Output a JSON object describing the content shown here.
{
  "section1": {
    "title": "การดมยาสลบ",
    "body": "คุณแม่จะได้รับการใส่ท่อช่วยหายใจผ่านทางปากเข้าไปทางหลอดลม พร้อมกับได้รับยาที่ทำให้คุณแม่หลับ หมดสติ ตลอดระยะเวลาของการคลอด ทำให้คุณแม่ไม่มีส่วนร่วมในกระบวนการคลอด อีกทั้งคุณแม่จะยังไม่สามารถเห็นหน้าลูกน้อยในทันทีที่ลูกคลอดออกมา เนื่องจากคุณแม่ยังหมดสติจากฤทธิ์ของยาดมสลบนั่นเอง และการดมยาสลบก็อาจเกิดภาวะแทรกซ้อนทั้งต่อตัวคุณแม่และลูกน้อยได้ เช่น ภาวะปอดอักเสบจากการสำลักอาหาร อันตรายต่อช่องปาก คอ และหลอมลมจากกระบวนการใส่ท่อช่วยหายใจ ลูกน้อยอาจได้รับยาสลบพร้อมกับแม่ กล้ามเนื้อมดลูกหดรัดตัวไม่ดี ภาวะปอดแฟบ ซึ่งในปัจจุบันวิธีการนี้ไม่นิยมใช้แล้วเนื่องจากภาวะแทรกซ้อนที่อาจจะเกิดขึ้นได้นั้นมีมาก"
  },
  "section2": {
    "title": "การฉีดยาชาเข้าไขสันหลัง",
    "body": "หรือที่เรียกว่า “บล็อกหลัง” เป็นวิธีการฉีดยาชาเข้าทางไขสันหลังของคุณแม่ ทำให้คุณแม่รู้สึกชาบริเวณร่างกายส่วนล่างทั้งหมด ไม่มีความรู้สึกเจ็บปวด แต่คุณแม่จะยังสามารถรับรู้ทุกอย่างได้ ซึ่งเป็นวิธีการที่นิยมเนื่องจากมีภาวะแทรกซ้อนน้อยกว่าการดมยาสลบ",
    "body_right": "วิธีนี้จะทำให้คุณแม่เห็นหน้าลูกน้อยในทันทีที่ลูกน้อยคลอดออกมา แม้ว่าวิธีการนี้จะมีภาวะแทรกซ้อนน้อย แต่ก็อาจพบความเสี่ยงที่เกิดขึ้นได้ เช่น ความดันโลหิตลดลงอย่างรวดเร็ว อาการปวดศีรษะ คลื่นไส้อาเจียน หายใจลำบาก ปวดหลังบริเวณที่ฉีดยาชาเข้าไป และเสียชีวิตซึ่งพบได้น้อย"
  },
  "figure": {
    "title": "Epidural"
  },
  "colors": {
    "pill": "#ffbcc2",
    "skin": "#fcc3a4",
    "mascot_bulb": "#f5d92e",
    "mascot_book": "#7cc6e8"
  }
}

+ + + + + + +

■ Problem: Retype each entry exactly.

■ Completed exercise:
Output a JSON object describing the content shown here.
{
  "section1": {
    "title": "การดมยาสลบ",
    "body": "คุณแม่จะได้รับการใส่ท่อช่วยหายใจผ่านทางปากเข้าไปทางหลอดลม พร้อมกับได้รับยาที่ทำให้คุณแม่หลับ หมดสติ ตลอดระยะเวลาของการคลอด ทำให้คุณแม่ไม่มีส่วนร่วมในกระบวนการคลอด อีกทั้งคุณแม่จะยังไม่สามารถเห็นหน้าลูกน้อยในทันทีที่ลูกคลอดออกมา เนื่องจากคุณแม่ยังหมดสติจากฤทธิ์ของยาดมสลบนั่นเอง และการดมยาสลบก็อาจเกิดภาวะแทรกซ้อนทั้งต่อตัวคุณแม่และลูกน้อยได้ เช่น ภาวะปอดอักเสบจากการสำลักอาหาร อันตรายต่อช่องปาก คอ และหลอมลมจากกระบวนการใส่ท่อช่วยหายใจ ลูกน้อยอาจได้รับยาสลบพร้อมกับแม่ กล้ามเนื้อมดลูกหดรัดตัวไม่ดี ภาวะปอดแฟบ ซึ่งในปัจจุบันวิธีการนี้ไม่นิยมใช้แล้วเนื่องจากภาวะแทรกซ้อนที่อาจจะเกิดขึ้นได้นั้นมีมาก"
  },
  "section2": {
    "title": "การฉีดยาชาเข้าไขสันหลัง",
    "body": "หรือที่เรียกว่า “บล็อกหลัง” เป็นวิธีการฉีดยาชาเข้าทางไขสันหลังของคุณแม่ ทำให้คุณแม่รู้สึกชาบริเวณร่างกายส่วนล่างทั้งหมด ไม่มีความรู้สึกเจ็บปวด แต่คุณแม่จะยังสามารถรับรู้ทุกอย่างได้ ซึ่งเป็นวิธีการที่นิยมเนื่องจากมีภาวะแทรกซ้อนน้อยกว่าการดมยาสลบ",
    "body_right": "วิธีนี้จะทำให้คุณแม่เห็นหน้าลูกน้อยในทันทีที่ลูกน้อยคลอดออกมา แม้ว่าวิธีการนี้จะมีภาวะแทรกซ้อนน้อย แต่ก็อาจพบความเสี่ยงที่เกิดขึ้นได้ เช่น ความดันโลหิตลดลงอย่างรวดเร็ว อาการปวดศีรษะ คลื่นไส้อาเจียน หายใจลำบาก ปวดหลังบริเวณที่ฉีดยาชาเข้าไป และเสียชีวิตซึ่งพบได้น้อย"
  },
  "figure": {
    "title": "Epidural"
  },
  "colors": {
    "pill": "#ffbcc2",
    "skin": "#fcc3a4",
    "mascot_bulb": "#f5d92e",
    "mascot_book": "#7cc6e8"
  }
}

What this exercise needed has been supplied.